It’s traditional for a returning Mad as Hell to take a “steady as she goes” approach to the first episode of the year, but even so this felt like there hadn’t been any break at all since 2019. Which is… interesting? These days Mad as Hell occupies a slightly unusual position somewhere between those older satire shows that had relatively short runs and were often pretty free-wheeling as far as format went (The Gillies Report), and the more traditional model where the format remains largely the same and the change is the news that’s being mocked (The Weekly). The best of both worlds? Sure, why not.
Of course, Mad as Hell doesn’t really need to shake up the format: it’s an extremely well-polished machine for sinking the boot into the government of the day, and with the current lot it doesn’t seem like there’s going to be any shortage of material. It’s nice to see that the level of political thought on display extends beyond the usual “urggh, politicians are greedy and stupid” too: pointing out things like the Coalition currently feel no need whatsoever to actually answer questions, and that Andrew Forrest’s $70 Million bushfire donation was largely to himself for tax reasons are the kind of self-evident truths that the mainstream media seem strangely reluctant to point out.
So yeah, it’s still the best comedy on Australian television, and would be even if the bar was a lot higher.
Black Comedy has been the last vestige of traditional sketch comedy on the ABC for four seasons now. Reportedly this is the final season; it’s been a pretty good run, especially as the show’s flaws have remained remarkably consistent over the years.
As you’d expect from a sketch show, it’s hit and miss – a basement zombie training sketch doesn’t go anywhere, while a sinister all-white Indigenous Support Center is both funny and on point (tho to be honest, any time you have someone saying “it’s all a lie!” and a smash zoom to a skeleton wearing clothes it’s a winner here). The cast remains the show’s strongest point; there’s nobody on here that can’t get laughs in the right sketch.
But a sketch on whether it’s okay to wear an flag t-shirt if you’re not black but are hot underlines Black Comedy‘s biggest problem: there’s plenty of strong concepts here but not all of them are developed into actual sketches. It was literally just three people sitting on couches talking*; why not set it in an actual pub and have someone coming back from the bar with drinks?
(Money. The answer to those kind of questions is always money)

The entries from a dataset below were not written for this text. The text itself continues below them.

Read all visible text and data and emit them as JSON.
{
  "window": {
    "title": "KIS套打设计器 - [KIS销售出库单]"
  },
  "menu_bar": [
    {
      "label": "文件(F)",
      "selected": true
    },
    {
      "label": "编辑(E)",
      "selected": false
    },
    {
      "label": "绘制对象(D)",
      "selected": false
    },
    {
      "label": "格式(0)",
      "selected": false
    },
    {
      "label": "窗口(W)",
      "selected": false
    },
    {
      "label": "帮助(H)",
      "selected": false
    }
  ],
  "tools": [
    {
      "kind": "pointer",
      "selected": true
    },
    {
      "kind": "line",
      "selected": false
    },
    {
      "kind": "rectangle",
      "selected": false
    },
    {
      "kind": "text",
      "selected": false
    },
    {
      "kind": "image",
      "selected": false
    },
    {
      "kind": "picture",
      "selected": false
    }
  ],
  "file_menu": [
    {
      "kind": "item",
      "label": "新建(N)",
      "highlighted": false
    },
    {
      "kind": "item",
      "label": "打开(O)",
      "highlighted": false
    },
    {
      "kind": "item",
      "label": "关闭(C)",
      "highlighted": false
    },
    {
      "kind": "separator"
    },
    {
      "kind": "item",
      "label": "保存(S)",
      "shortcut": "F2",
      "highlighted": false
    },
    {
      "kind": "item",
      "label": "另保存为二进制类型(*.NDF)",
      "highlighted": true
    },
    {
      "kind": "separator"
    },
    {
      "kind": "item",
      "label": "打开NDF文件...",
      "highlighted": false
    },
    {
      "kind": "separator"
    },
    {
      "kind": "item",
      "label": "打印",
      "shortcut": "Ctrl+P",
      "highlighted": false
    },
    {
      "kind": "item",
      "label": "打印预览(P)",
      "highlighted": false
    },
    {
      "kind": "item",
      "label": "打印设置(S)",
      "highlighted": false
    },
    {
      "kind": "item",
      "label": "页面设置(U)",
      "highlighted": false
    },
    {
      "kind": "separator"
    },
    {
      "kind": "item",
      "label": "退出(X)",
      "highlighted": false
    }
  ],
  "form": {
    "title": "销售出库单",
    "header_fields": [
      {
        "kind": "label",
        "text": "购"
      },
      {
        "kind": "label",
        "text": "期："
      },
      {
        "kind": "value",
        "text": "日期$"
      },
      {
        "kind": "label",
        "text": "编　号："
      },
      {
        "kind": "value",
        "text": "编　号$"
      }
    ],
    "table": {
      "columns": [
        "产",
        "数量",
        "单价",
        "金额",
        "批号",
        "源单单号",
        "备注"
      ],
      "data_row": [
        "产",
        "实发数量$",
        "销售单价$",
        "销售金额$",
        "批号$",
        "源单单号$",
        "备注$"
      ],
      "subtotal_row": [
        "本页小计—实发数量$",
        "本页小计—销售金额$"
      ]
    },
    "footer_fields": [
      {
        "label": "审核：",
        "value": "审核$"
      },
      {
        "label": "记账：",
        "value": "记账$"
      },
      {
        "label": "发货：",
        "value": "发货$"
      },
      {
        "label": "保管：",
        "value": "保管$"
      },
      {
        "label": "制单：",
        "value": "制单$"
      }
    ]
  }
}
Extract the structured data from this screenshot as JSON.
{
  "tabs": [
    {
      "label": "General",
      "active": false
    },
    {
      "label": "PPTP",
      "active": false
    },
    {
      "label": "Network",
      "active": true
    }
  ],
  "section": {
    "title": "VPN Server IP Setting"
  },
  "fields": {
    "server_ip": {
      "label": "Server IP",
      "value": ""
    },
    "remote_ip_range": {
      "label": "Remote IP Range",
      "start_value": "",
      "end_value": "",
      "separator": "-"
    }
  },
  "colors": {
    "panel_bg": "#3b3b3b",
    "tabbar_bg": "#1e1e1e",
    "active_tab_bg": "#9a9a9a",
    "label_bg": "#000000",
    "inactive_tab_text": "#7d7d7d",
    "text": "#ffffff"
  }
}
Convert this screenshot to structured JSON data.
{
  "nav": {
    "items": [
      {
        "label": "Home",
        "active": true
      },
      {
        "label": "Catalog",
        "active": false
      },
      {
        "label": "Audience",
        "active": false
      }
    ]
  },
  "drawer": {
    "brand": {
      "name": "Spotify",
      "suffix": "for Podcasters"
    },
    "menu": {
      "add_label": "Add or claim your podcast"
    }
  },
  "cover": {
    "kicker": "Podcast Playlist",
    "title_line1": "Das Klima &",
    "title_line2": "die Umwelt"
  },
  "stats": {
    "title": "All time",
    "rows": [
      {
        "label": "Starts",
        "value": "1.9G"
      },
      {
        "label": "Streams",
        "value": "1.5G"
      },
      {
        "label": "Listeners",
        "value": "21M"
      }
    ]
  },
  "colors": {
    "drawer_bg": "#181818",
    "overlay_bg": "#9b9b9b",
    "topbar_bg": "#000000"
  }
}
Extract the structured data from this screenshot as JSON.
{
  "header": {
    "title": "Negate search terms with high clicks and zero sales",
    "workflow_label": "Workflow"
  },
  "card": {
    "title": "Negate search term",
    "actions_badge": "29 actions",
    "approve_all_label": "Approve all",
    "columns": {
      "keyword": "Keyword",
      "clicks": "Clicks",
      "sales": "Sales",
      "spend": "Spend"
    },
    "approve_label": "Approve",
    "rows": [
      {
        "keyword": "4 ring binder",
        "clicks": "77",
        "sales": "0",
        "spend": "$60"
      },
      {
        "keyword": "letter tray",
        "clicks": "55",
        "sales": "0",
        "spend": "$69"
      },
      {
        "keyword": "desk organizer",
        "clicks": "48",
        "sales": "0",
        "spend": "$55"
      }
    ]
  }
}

It’s not a matter of punchlines – the running sketch about the Indigenous Support Center didn’t have a great punchline, but it earned the extra time with a couple of okay twists – but too often the sketch is just a funny concept that’s not developed comedically beyond the initial idea. Sometimes it still works (ie: “What if the Tooth Fairy wanted to borrow some money”); too often it doesn’t.
That said, the party sketch with the mate who’s just a little too right-on had the best punchline of the night when a white guy ran in and said “You aren’t going to believe this – Chris Lilley just showed up!” followed by the Black guys saying. “Lets get out of here”.
Just end every single sketch exactly like that and it’ll be two thumbs up from us every week.
*it did feel a little like it was possibly a set-up for a running sketch about student types lounging around discussing the big issues, which wouldn’t really make much difference to our point